* [AIM OF THE EXERCISE]
Search the entries below. Return every line that has "free" in it.

* [Web page and app entries]
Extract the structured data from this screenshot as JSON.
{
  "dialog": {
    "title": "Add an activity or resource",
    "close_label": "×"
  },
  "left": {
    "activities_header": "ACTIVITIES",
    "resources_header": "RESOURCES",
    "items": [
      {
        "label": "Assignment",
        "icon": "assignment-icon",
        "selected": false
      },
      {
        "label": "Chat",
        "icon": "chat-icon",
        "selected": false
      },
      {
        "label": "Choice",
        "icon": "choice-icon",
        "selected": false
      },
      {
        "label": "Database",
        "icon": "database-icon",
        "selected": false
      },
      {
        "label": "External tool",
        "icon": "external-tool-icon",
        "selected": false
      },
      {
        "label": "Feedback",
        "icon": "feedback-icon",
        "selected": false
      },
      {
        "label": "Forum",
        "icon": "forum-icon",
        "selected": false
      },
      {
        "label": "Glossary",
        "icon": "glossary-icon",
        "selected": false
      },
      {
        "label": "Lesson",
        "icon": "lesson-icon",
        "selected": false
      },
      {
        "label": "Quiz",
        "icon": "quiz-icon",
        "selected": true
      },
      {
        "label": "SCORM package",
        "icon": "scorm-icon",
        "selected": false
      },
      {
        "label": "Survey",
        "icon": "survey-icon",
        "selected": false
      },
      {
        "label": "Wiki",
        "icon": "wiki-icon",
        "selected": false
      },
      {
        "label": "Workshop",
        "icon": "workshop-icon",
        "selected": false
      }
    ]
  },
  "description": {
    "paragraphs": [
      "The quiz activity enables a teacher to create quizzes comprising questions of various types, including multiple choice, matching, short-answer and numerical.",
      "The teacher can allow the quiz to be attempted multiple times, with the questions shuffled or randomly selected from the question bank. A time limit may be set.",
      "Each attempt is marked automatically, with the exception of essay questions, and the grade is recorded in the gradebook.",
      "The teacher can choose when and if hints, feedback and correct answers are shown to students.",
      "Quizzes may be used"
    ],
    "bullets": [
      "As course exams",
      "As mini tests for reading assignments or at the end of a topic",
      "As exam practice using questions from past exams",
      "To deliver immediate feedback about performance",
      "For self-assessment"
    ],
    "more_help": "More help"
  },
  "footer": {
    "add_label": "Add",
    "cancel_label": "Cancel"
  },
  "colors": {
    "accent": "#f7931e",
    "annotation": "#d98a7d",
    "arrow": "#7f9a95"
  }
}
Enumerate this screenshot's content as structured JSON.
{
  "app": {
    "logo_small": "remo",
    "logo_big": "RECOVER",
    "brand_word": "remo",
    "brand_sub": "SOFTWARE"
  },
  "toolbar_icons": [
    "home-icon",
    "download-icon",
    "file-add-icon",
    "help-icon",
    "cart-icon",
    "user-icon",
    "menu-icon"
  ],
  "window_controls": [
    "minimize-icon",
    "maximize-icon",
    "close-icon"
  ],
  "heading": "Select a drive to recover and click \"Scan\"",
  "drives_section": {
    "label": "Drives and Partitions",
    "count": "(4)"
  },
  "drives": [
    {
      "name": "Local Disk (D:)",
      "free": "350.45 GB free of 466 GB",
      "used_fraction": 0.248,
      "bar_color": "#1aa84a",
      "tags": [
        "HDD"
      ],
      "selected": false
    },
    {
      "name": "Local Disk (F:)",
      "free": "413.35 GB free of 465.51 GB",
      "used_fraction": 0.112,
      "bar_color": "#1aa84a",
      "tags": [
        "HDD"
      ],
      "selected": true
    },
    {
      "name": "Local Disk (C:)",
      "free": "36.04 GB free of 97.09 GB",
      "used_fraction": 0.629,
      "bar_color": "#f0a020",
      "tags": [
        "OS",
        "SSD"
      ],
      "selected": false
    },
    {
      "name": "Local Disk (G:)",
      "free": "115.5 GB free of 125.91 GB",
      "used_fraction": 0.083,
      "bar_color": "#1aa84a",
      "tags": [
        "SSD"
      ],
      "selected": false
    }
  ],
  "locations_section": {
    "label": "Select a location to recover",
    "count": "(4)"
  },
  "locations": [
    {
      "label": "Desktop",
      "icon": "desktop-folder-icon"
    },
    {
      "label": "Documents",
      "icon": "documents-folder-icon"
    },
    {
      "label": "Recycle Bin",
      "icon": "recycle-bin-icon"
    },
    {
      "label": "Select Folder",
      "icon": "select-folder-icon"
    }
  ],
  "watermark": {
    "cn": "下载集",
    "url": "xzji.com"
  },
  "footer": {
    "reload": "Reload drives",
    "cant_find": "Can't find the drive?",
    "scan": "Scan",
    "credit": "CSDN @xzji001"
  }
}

* [COMPLETED EXERCISE]
      "free": "350.45 GB free of 466 GB",
      "free": "413.35 GB free of 465.51 GB",
      "free": "36.04 GB free of 97.09 GB",
      "free": "115.5 GB free of 125.91 GB",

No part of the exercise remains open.